▶ Records for this task:
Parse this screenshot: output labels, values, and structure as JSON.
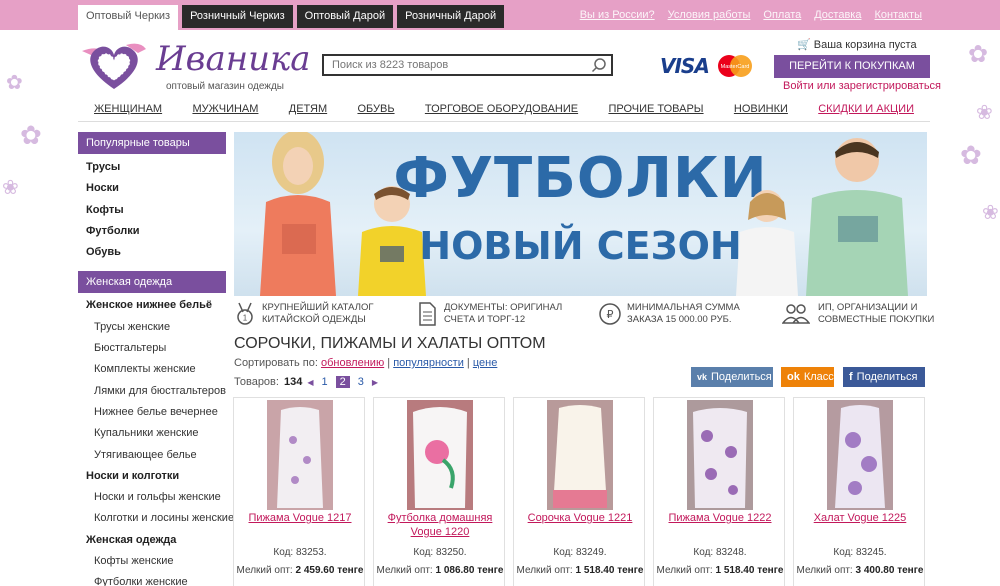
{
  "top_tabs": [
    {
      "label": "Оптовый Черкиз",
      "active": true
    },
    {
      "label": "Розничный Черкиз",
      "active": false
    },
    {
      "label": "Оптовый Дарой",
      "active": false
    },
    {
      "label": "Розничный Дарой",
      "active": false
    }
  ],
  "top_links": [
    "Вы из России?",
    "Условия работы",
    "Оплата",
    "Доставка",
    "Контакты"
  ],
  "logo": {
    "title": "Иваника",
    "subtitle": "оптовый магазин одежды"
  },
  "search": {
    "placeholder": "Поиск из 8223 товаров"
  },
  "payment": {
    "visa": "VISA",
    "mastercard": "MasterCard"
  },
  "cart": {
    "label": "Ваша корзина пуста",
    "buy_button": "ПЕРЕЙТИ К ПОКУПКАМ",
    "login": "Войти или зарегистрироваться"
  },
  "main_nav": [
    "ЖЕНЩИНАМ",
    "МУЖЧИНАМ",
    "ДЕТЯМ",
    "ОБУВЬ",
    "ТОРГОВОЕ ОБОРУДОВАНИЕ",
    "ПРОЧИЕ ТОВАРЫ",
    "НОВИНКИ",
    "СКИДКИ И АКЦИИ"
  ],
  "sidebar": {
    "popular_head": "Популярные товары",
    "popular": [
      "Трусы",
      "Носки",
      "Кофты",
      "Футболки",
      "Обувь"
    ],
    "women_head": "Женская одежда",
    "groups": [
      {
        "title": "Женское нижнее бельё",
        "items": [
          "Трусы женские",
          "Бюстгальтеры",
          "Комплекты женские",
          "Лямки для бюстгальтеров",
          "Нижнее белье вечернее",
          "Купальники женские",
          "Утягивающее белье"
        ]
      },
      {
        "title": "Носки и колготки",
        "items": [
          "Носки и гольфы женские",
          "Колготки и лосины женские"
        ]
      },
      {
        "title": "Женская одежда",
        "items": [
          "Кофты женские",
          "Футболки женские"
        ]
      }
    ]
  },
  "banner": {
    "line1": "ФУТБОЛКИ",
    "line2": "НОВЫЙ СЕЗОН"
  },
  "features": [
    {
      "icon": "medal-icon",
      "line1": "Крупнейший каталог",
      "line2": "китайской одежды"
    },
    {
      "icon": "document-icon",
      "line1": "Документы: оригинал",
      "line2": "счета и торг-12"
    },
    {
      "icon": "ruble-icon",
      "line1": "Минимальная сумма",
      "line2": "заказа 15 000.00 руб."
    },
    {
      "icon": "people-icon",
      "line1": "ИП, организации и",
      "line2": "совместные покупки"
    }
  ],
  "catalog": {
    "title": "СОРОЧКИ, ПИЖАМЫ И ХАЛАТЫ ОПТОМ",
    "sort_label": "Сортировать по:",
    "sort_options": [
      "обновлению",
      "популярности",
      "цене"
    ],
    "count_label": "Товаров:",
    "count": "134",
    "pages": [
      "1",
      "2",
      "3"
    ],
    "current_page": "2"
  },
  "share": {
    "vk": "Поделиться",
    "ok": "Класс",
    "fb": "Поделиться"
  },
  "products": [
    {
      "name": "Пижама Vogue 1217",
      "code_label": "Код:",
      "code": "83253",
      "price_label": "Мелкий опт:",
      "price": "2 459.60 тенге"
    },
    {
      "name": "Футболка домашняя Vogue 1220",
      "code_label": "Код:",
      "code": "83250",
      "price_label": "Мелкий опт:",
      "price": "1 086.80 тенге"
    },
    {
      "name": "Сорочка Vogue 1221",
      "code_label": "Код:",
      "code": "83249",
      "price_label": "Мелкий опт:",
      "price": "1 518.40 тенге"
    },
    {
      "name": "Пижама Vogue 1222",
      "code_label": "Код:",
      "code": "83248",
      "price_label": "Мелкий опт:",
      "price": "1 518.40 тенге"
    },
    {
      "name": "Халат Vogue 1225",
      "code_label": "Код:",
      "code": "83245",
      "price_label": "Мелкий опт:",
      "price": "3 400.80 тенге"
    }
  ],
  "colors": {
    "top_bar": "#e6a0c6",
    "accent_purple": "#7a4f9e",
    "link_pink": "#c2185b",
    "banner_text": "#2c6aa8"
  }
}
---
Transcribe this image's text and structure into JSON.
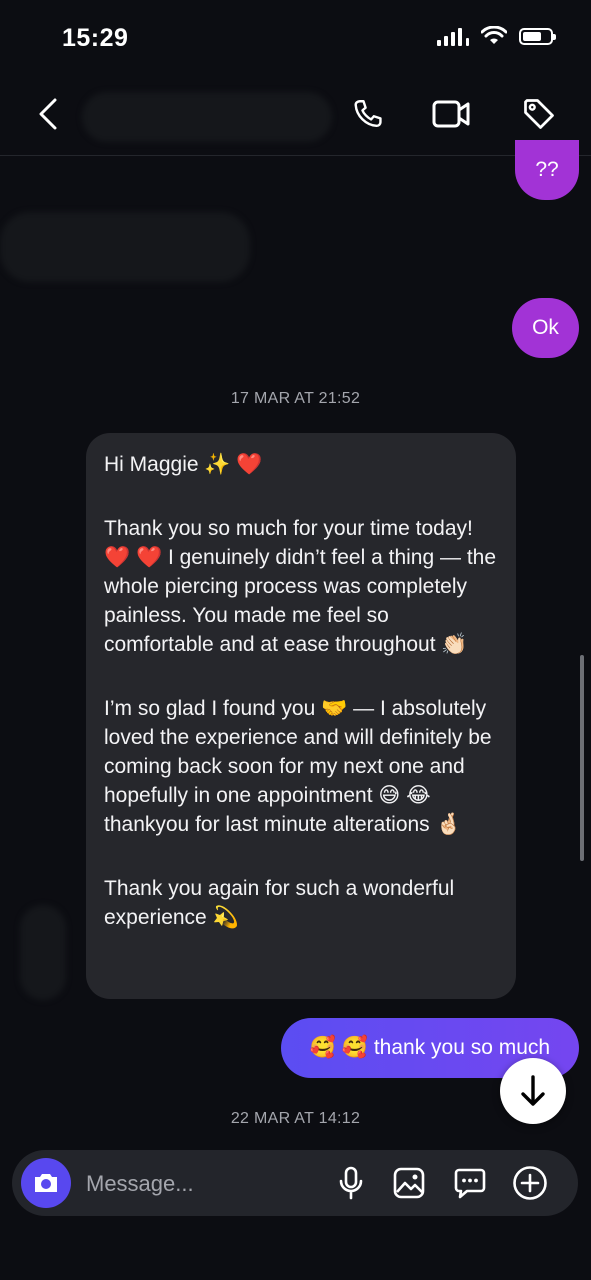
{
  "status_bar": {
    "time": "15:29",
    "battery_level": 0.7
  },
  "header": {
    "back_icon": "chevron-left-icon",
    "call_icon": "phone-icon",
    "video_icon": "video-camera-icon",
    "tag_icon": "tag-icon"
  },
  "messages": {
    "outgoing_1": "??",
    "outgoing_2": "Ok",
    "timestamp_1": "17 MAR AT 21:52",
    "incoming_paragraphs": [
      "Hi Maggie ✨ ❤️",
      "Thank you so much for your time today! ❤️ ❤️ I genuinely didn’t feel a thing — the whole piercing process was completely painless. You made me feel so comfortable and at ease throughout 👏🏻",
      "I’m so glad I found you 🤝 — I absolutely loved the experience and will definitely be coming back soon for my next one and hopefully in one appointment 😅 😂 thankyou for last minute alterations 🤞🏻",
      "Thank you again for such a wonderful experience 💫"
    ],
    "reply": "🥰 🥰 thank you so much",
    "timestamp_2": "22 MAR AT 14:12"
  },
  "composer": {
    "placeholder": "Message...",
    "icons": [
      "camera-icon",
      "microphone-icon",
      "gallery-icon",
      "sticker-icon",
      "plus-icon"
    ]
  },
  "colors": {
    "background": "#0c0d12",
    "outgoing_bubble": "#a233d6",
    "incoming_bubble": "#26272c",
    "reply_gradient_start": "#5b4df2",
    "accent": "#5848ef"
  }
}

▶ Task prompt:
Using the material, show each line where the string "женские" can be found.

▶ Answer for this exercise:
          "Трусы женские",
          "Комплекты женские",
          "Купальники женские",
          "Носки и гольфы женские",
          "Колготки и лосины женские"
          "Кофты женские",
          "Футболки женские"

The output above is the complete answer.